|Cooperative Classification||F16K37/0083, G05B17/02|
|European Classification||F16K37/00G, G05B17/02|
|Feb 5, 1996||AS||Assignment|
Owner name: NELES-JAMESBURY OY, FINLAND
Free format text: ASSIGNMENT OF ASSIGNORS INTEREST;ASSIGNORS:PYOTSIA, JOUNI;YLIKOSKI, ESKO;REEL/FRAME:008190/0256;SIGNING DATES FROM 19951228 TO 19960103
|May 30, 2003||FPAY||Fee payment|
Year of fee payment: 4
|Jun 18, 2007||REMI||Maintenance fee reminder mailed|
|Nov 30, 2007||LAPS||Lapse for failure to pay maintenance fees|

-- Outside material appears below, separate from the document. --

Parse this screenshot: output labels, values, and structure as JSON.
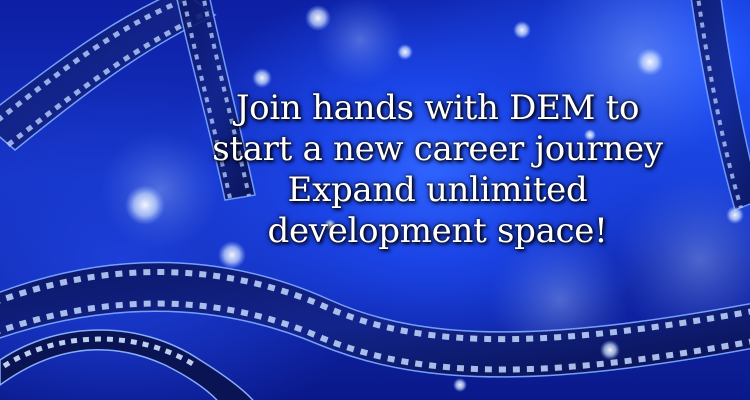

|Jan 22, 2008||FP||Expired due to failure to pay maintenance fee|
Effective date: 20071130